It was a raucous show of labour strength that came a day before the Communications, Energy and Paperworkers and Canadian Auto Workers unions formally merge.
Demonstrators marched in downtown Toronto and thronged outside an Industry Canada office to voice opposition to Ottawa allowing foreign companies such as U.S. giant Verizon to jump into the telecom market — a move the unions say won't generate new jobs but rather destroy existing ones.
Verizon said last month it was considering entry into Canada. Some have questioned, however, if the American behemoth is still interested in crossing the border after revelations Thursday that parent company Verizon Communications is in talks for a potential $100-billion deal to buy its remaining unowned stake in Verizon Wireless from a British firm.
But CEP president Dave Coles told ralliers in Toronto that even if Verizon never enters the Canadian market, foreign firms opening up shop in Canada won't create jobs in the same places they hope to draw new customers.
"Verizon or any of the others, AT&T... they're not required to create one job, build any infrastructure or supply good service," said Coles, whose union has thousands of members at BCE Inc's Bell Canada (TSX:BCE), a home-grown wireless heavyweight that has been decrying Verizon's potential northern foray.
Coles added there's no reason to believe foreign entrants will send phone bills falling.
Bell employee John Rowe was in the crowd and worried that Verizon's entrance would lead to layoffs at his company.
"They're going to undermine our system and we'll be losing a lot of jobs. They'll be all going to the United States."
The Conservative government recently eased the rules on foreign investment for wireless companies with less than 10 per cent of the marketplace, paving the way for foreign companies to enter the Canadian market and also buy small Canadian wireless organizations.
Canada's big wireless providers — BCE, Telus (TSX:T) and Rogers (TSX:RCI.B) — have launched a campaign arguing that big foreign players like Verizon would be given an unfair advantage due to current wireless rules.
New wireless companies are permitted to bid on two blocks of prime 700 megahertz spectrum in an upcoming auction while the big trio domestic carriers can bid on only one block apiece.
Coles said that will block competitive bidding and amount to a taxpayer subsidy to Verizon if it joins the spectrum sell-off.
Meanwhile, Prime Minister Stephen Harper has said there are no special rules or loopholes for foreign companies looking to enter the Canadian market.
A spokeswoman for Industry Minister James Moore said worries about telecom job loss from foreign competition are unfounded.

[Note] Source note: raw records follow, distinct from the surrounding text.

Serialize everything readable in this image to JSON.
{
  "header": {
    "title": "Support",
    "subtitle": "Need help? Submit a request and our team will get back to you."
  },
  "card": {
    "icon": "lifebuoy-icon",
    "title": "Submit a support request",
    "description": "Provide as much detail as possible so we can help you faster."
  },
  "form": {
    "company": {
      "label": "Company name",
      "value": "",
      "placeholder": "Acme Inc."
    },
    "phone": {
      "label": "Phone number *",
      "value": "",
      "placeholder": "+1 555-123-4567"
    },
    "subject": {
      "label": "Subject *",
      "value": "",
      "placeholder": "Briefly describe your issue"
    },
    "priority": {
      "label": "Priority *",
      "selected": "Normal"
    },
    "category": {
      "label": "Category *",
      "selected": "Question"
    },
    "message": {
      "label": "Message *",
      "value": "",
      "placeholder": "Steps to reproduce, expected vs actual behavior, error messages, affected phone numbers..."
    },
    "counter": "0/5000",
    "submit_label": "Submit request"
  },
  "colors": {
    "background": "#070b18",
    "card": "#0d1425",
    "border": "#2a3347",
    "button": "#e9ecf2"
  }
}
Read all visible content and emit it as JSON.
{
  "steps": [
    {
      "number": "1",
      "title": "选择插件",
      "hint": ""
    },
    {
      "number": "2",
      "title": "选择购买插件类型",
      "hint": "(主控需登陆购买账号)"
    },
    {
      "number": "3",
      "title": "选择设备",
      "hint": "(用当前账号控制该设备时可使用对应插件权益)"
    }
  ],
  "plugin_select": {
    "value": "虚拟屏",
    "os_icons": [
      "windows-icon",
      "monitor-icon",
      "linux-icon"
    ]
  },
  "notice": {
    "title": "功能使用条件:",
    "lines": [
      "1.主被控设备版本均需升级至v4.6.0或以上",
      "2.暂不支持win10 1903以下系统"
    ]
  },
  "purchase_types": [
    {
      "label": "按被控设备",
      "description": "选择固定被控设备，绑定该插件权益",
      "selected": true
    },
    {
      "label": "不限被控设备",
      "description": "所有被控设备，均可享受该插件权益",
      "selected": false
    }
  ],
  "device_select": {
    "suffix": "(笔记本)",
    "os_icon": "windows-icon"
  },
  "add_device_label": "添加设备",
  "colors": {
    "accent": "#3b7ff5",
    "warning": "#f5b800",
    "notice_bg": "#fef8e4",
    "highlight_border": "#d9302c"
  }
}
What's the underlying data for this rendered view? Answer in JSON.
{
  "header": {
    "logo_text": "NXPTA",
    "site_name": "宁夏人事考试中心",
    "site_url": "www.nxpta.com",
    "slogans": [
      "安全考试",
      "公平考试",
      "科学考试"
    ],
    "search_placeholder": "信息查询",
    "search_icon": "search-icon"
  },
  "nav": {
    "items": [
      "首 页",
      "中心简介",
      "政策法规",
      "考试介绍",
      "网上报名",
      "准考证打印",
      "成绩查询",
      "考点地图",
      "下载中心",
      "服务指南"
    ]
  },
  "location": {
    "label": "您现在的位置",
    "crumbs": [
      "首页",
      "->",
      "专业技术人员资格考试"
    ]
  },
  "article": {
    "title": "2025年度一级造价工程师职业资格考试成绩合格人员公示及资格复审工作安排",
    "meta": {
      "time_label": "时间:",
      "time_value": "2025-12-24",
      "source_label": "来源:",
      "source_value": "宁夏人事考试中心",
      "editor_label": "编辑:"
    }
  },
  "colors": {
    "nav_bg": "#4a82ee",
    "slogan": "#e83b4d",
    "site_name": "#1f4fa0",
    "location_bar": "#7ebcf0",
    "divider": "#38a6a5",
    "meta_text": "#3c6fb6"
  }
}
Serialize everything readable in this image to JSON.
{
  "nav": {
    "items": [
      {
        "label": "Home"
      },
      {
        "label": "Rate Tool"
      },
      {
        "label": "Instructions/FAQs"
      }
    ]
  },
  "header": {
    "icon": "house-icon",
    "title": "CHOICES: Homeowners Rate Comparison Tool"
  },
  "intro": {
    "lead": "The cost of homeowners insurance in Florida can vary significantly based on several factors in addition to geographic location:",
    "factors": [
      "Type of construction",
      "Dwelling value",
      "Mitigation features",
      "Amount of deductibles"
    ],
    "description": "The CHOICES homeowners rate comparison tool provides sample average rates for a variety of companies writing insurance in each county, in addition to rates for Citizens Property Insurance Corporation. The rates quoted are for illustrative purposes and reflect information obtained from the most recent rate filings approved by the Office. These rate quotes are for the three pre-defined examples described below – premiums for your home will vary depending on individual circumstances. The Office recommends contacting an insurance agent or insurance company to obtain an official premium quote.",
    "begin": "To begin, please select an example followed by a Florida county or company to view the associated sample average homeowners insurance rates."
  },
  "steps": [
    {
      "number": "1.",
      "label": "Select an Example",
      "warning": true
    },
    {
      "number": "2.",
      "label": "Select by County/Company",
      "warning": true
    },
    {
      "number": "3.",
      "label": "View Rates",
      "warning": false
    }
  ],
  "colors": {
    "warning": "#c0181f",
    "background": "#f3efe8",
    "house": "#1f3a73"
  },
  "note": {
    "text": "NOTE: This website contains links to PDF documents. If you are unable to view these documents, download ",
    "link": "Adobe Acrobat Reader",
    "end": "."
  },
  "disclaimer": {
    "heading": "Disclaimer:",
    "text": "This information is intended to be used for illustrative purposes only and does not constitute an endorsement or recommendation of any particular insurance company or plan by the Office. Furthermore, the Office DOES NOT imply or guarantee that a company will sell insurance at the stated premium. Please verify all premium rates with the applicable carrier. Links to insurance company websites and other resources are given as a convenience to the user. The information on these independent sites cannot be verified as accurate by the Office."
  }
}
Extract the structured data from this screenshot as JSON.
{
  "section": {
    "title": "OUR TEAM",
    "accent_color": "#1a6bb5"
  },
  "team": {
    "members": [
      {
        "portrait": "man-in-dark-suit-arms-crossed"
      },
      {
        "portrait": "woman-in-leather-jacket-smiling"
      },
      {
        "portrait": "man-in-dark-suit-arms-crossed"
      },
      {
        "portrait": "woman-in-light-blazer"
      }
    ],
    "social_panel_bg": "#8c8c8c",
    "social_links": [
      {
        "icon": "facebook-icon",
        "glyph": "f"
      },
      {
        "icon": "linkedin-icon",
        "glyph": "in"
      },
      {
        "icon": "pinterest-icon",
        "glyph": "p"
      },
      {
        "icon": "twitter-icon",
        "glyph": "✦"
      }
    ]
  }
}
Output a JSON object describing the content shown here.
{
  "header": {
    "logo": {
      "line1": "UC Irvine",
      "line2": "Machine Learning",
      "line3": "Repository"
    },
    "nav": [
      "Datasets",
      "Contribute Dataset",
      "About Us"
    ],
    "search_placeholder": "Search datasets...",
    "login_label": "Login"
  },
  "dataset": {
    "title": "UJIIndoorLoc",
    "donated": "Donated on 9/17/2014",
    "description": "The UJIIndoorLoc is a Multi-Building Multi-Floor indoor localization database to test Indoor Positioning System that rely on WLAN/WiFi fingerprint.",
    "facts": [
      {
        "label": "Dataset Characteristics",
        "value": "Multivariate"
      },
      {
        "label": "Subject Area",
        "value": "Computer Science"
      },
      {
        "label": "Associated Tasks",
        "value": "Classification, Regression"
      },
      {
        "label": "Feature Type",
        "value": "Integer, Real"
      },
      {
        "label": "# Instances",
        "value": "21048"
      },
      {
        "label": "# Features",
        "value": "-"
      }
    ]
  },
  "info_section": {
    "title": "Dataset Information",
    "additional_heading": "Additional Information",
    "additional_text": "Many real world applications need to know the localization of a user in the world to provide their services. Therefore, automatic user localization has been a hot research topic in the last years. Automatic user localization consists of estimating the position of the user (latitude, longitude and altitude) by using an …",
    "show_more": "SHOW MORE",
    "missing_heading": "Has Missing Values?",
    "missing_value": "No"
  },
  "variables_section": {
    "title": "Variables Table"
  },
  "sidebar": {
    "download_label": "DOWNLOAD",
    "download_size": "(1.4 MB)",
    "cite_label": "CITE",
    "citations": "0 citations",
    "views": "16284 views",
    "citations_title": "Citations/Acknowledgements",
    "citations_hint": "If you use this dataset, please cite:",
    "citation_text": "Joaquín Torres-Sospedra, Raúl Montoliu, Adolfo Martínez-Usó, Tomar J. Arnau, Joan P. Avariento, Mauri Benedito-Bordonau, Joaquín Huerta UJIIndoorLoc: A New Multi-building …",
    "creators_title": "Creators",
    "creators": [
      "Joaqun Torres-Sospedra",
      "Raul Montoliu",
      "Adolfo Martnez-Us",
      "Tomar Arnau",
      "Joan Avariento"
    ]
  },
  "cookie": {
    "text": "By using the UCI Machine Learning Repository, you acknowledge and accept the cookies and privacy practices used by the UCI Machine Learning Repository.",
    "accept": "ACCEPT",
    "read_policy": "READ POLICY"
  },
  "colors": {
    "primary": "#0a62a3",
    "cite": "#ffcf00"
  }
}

"We understand the need for unions to represent their interests but the facts speak for themselves. Jobs in the wireless industry went up by more than 25 per cent since we created policies to increase competition," Jessica Fletcher said in an email.
Friday's march was also something of a coming out party for Unifor, the mega-union created by the merger between the CEP and CAW.
Many in the energetic crowd wore red T-shirts bearing the white-shield Unifor logo, which was also featured on anti-Verizon placards.
Unifor will be the country's largest private sector union with more than 300,000 members and has its founding convention this weekend in Toronto.
CAW head Ken Lewenza said the rally shows the new union will make its presence felt on the Canadian labour scene.
"We are a united team utilizing our combined energy, our combined resources, our combined commitment from our membership to win justice."